If you start it cold and drive away immediately how long before it begins to overheat? Maybe it only overheats idling. Maybe only when driving at high speed. Have you checked the coolant? Is the fan belt tight? GIVE ME A HINT.

Remove the spark plugs. Now try turning the engine over by hand at the crank bolt. If the engine is hard to turn over, something went wrong during the rebuild.


You’re kidding right? Any answer from put coolant in it to ask for your money back on the rebuild fits for the overheating.

Any answer from get a new battery to ask for your money back on the rebuild works for the “difficulty starting”

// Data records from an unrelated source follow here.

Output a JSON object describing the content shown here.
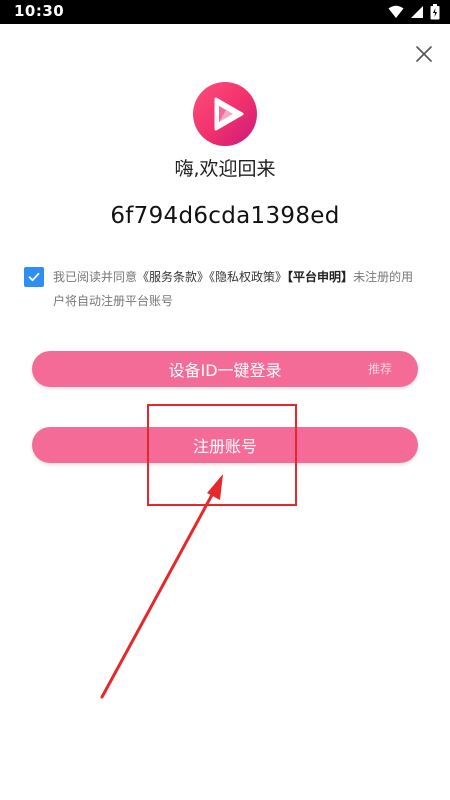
{
  "status_bar": {
    "time": "10:30"
  },
  "header": {
    "close_icon": "close-icon",
    "logo_icon": "video-play-logo"
  },
  "welcome": {
    "title": "嗨,欢迎回来",
    "device_id": "6f794d6cda1398ed"
  },
  "agreement": {
    "checked": true,
    "prefix": "我已阅读并同意",
    "terms_link": "《服务条款》",
    "privacy_link": "《隐私权政策》",
    "platform_link": "【平台申明】",
    "suffix": "未注册的用户将自动注册平台账号"
  },
  "buttons": {
    "device_login": "设备ID一键登录",
    "recommend_tag": "推荐",
    "register": "注册账号"
  },
  "colors": {
    "primary_pink": "#f56b98",
    "checkbox_blue": "#2f8ef4",
    "annotation_red": "#e6282a"
  }
}
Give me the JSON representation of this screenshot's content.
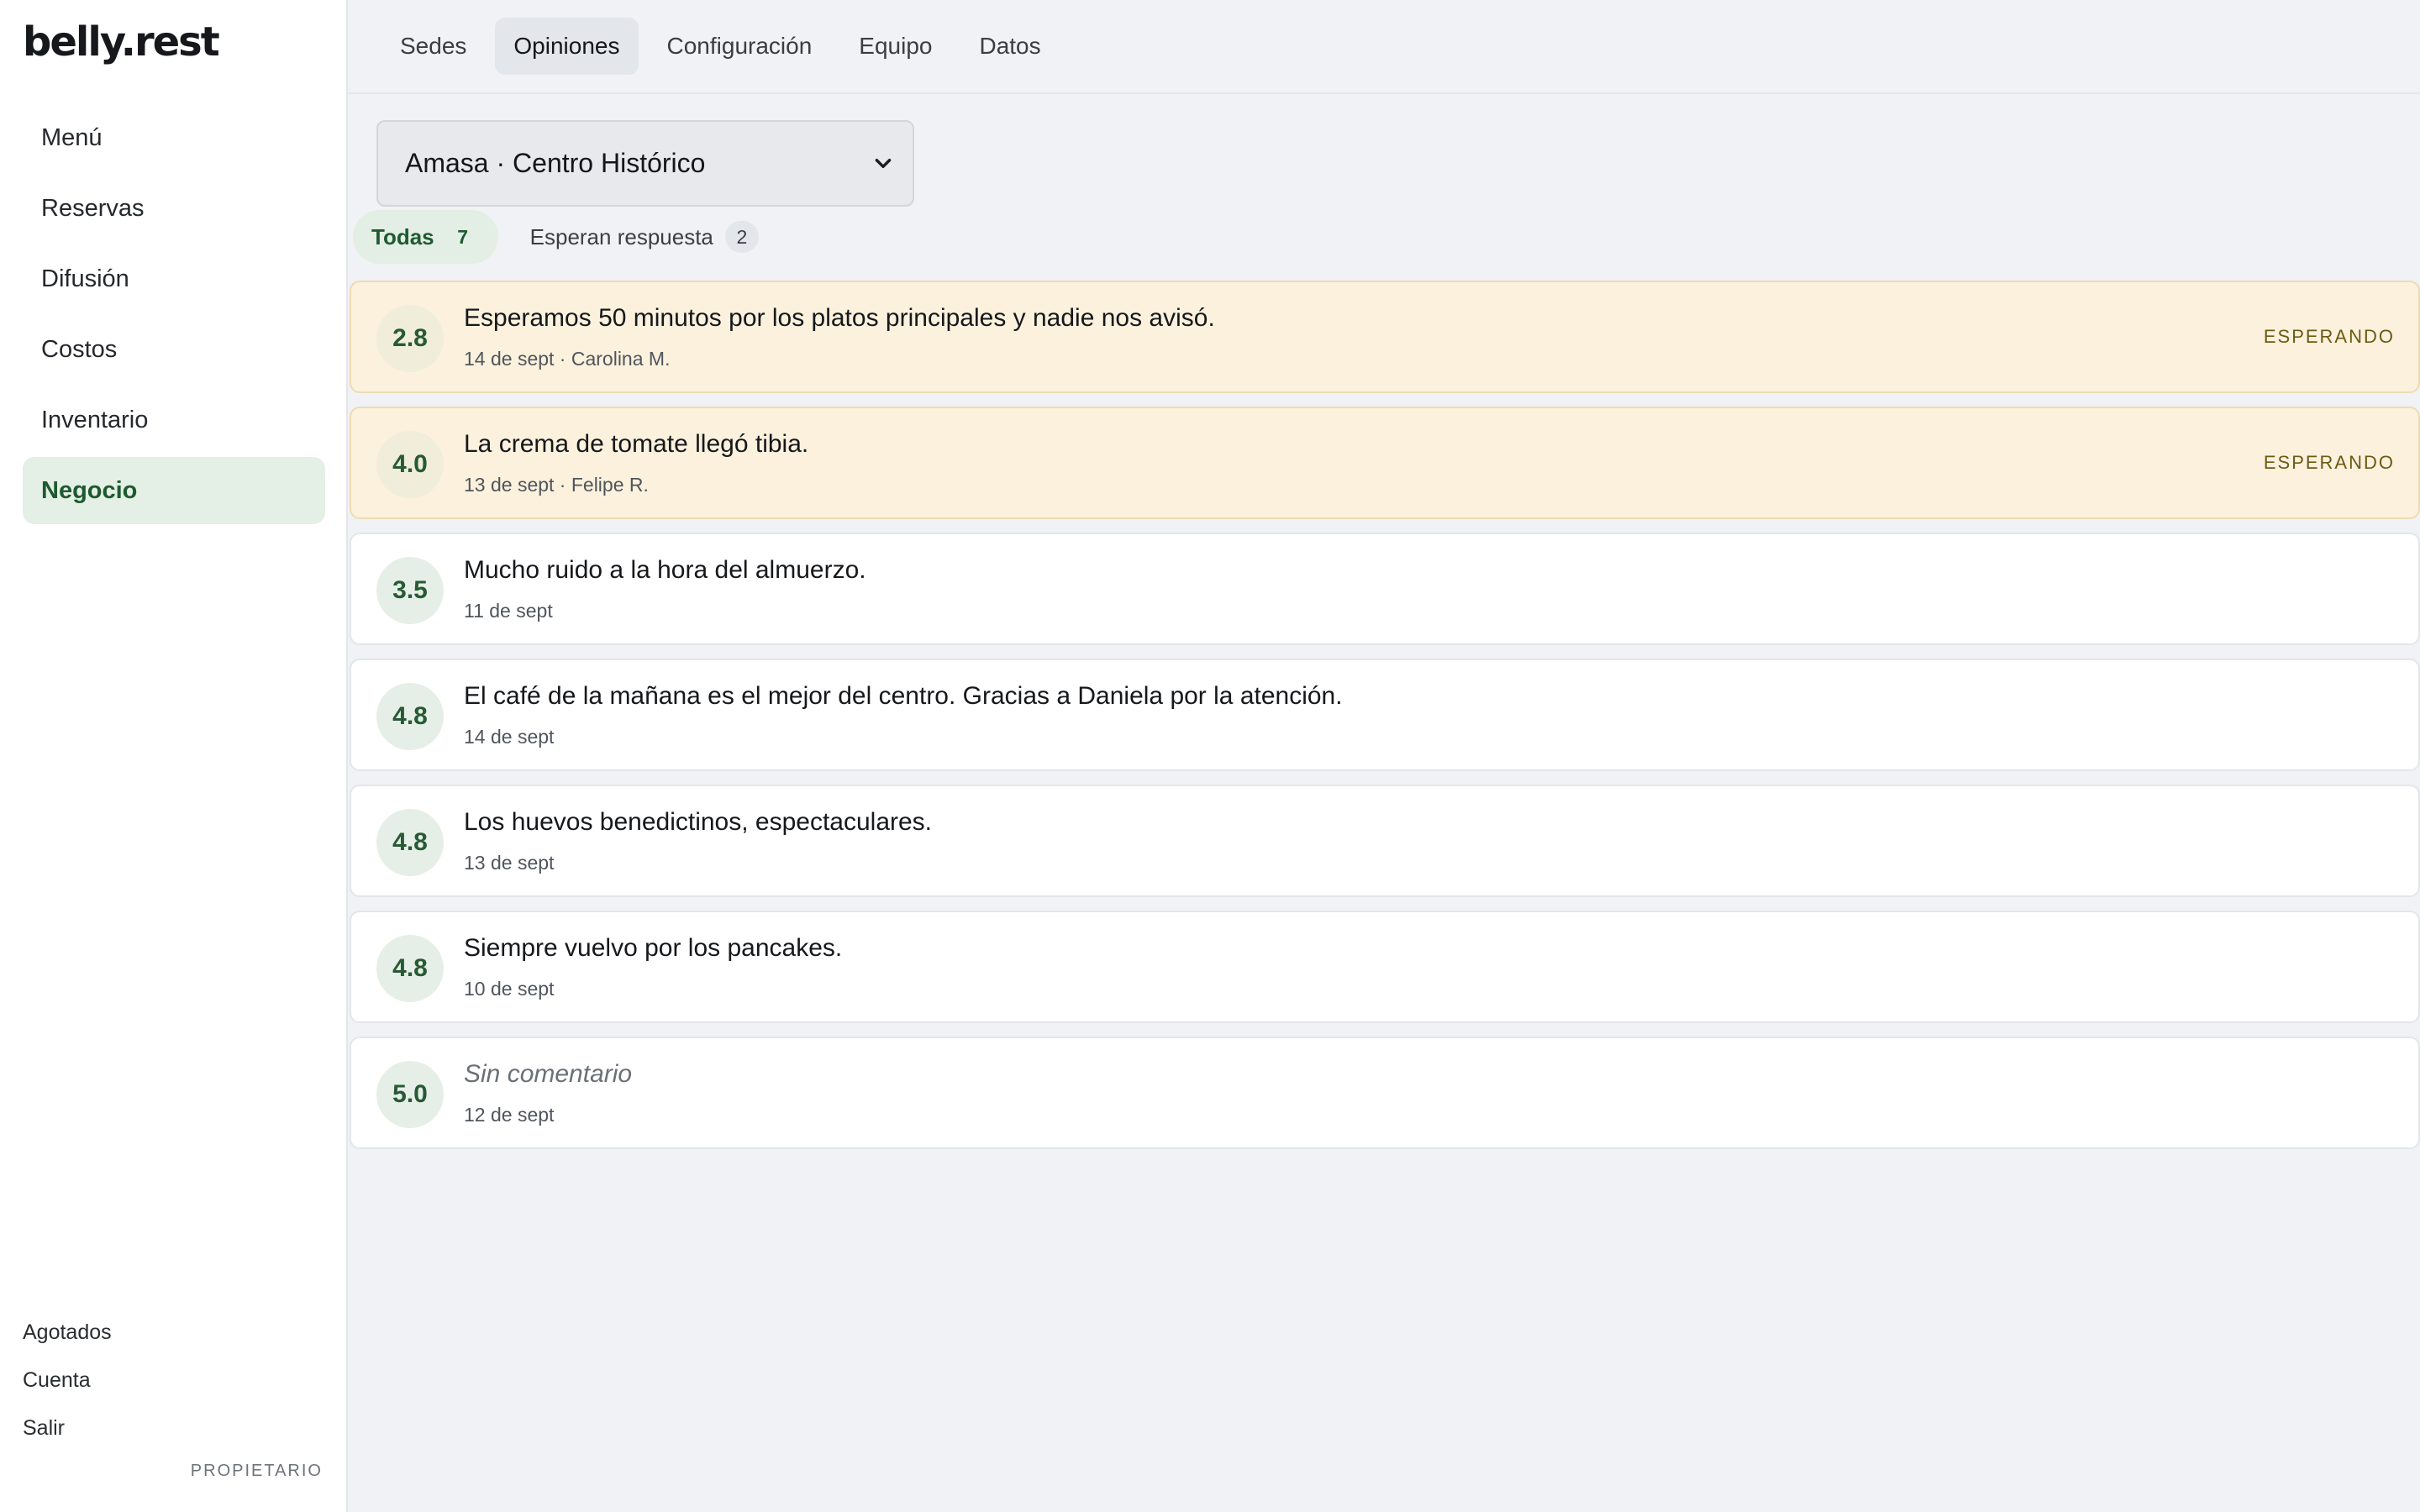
{
  "app": {
    "logo": "belly.rest"
  },
  "sidebar": {
    "items": [
      {
        "label": "Menú",
        "active": false
      },
      {
        "label": "Reservas",
        "active": false
      },
      {
        "label": "Difusión",
        "active": false
      },
      {
        "label": "Costos",
        "active": false
      },
      {
        "label": "Inventario",
        "active": false
      },
      {
        "label": "Negocio",
        "active": true
      }
    ],
    "bottom": {
      "agotados": "Agotados",
      "cuenta": "Cuenta",
      "salir": "Salir"
    },
    "role": "PROPIETARIO"
  },
  "tabs": [
    {
      "label": "Sedes",
      "active": false
    },
    {
      "label": "Opiniones",
      "active": true
    },
    {
      "label": "Configuración",
      "active": false
    },
    {
      "label": "Equipo",
      "active": false
    },
    {
      "label": "Datos",
      "active": false
    }
  ],
  "location_select": {
    "value": "Amasa · Centro Histórico"
  },
  "filters": {
    "all": {
      "label": "Todas",
      "count": "7"
    },
    "pending": {
      "label": "Esperan respuesta",
      "count": "2"
    }
  },
  "reviews": [
    {
      "score": "2.8",
      "text": "Esperamos 50 minutos por los platos principales y nadie nos avisó.",
      "meta": "14 de sept · Carolina M.",
      "status": "ESPERANDO"
    },
    {
      "score": "4.0",
      "text": "La crema de tomate llegó tibia.",
      "meta": "13 de sept · Felipe R.",
      "status": "ESPERANDO"
    },
    {
      "score": "3.5",
      "text": "Mucho ruido a la hora del almuerzo.",
      "meta": "11 de sept",
      "status": ""
    },
    {
      "score": "4.8",
      "text": "El café de la mañana es el mejor del centro. Gracias a Daniela por la atención.",
      "meta": "14 de sept",
      "status": ""
    },
    {
      "score": "4.8",
      "text": "Los huevos benedictinos, espectaculares.",
      "meta": "13 de sept",
      "status": ""
    },
    {
      "score": "4.8",
      "text": "Siempre vuelvo por los pancakes.",
      "meta": "10 de sept",
      "status": ""
    },
    {
      "score": "5.0",
      "text": "Sin comentario",
      "meta": "12 de sept",
      "status": "",
      "empty": true
    }
  ],
  "colors": {
    "accent": "#1e5a30",
    "pending_bg": "#fbf1dd",
    "pending_text": "#6d5a12"
  }
}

How much have you run the engine since it was rebuilt? It sounds as though the engine is tight. I don’t know if the engine needs more time to break in or if there is a problem with the rebuild. I assume that this Mustang is not a daily driver. I do remember this would happen with engines that were overhauled in the old days (meaning the 1940’s through the 1960’s) and the engines would need a little time to loosen up.

I know nothing about 1966 Mustangs. I had two GM car motors rebuilt over the years. Something like 1978 and 1986 Pontiac Bonneville wagon, big ones, with V-8 motors.

Both overheated when I got them back. The same thing fixed both of them.

Those old Pontiacs had silicon operated fan blade clutches in them. In both cases the clutch was reused, and in both cases replacing the clutch with a new one totally eliminated the heating problem

Here is my theory. I believe when they rebuilt the engine, they naturally took out the fan blade assembly and laid it down. And, just enough silicon oil leaked out to render it inoperable. Perhaps because it was worn, I don’t know.

I have no idea what a '66 Mustang has, but look at the fan blade. If it has a silicon operated clutch, and they re-used it, replace it, don’t try to guess as to whether it is bad or not, because you probably can’t tell.

If it is direct drive, that is not your problem, forget I said anything.

Rule out some bad stuff and get a kit that identifies the presence of hydracarbons in the coolant. Can’t think of to many things that will heat a car up quicker that exhaust gasses contacting the coolant.

How about the head gaskets being put on the wrong sides? Restrictors in the front…if wrong…no flow.

coolant and belt are good - it overheats while driving at any speed.

thanks, we’ll try this.

I’ve probably drive it about 1,000 miles - here in snow country, I’m a “fair-weather” driver of the car. Thanks for the encouragement that we may just need more break-in time.

we’ll look at this - thanks.

we’ll look at this, too - thanks

and this - thanks!

Flipped head gaskets was my first thought as well because I have seen that done before, thankfully not by me. The down side is that checking this involves a lot of work and new head gaskets.

How is it determined the engine is running very hot? By an original gauge or new aftermarket gauge, boiling over, running hot at idle or highway speeds, or both, etc, etc.?

There’s not enough info provided to make much of a guess at all but you state it’s hard to start hot or cold. This could even be interpreted to mean the starter motor or starter solenoid is failing.

If the engine is legitimately overheating then your next step should be removing the spark plugs and running a compression test. The results of that test should tell you whether it’s back to the drawing board or not; which means rip the engine back apart.

If the ignition timing was way off, it would be hard to start and overheat. It may also be that the thermostat was installed upside down or something else was overlooked in the final reassembly.